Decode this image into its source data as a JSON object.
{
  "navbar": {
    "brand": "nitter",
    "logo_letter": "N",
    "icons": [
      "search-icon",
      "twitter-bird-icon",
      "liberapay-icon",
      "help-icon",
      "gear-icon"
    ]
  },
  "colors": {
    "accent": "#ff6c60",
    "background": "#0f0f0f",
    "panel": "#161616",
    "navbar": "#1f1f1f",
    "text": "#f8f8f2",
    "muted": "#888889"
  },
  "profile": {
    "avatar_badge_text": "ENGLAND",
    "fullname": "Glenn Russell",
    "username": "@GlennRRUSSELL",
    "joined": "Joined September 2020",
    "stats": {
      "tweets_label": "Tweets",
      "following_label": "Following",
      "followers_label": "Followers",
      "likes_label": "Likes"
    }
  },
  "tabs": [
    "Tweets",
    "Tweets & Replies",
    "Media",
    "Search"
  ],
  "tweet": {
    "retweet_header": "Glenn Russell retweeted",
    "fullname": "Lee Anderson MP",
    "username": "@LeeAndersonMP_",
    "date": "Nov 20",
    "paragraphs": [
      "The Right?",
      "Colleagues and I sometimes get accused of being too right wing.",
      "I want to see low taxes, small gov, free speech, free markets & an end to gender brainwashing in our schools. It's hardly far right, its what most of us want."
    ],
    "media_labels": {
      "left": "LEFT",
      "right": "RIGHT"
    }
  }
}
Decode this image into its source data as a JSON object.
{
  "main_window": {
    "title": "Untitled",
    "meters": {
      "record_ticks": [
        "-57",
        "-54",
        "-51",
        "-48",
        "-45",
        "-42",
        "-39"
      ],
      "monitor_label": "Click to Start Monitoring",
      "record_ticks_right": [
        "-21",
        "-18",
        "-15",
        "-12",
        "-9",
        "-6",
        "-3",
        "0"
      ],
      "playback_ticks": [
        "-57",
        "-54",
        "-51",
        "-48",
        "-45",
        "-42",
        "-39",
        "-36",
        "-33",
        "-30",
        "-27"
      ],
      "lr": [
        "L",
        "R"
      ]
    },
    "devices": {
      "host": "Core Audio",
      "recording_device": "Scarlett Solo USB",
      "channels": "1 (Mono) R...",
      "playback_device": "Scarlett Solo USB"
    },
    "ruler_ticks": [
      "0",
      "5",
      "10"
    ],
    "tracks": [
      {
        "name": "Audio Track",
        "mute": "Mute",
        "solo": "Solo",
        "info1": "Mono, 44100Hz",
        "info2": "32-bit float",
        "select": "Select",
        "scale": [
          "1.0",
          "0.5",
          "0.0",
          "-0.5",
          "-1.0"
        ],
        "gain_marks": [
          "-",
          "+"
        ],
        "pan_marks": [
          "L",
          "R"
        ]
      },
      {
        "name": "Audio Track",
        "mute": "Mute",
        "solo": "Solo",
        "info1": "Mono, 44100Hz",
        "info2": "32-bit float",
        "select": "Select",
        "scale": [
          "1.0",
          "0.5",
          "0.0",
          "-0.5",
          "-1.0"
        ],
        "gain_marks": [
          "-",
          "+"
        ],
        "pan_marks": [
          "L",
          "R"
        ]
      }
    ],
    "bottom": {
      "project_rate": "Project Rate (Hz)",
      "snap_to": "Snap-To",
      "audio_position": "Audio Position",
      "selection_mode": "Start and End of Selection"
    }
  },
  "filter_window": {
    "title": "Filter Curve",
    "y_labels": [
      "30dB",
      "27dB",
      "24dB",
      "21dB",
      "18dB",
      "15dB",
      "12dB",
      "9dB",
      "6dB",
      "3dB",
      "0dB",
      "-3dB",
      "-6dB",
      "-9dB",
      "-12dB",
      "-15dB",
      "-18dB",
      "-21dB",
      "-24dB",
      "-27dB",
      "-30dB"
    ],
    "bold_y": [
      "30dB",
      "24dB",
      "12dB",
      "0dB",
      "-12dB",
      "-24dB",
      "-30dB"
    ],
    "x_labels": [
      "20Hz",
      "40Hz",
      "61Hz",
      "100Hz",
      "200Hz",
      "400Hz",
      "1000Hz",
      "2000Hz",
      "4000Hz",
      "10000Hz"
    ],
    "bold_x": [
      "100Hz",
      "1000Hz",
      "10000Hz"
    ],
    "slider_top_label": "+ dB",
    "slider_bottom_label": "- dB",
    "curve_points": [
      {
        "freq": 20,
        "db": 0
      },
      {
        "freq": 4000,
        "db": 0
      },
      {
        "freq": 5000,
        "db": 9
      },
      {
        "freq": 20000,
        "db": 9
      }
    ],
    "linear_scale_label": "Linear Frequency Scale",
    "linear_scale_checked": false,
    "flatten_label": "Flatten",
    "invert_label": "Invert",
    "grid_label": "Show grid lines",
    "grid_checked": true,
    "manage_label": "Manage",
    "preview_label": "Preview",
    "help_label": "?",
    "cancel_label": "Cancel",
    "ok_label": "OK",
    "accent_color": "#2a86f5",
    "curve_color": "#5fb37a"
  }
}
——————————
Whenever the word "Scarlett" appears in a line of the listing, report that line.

      "recording_device": "Scarlett Solo USB",
      "playback_device": "Scarlett Solo USB"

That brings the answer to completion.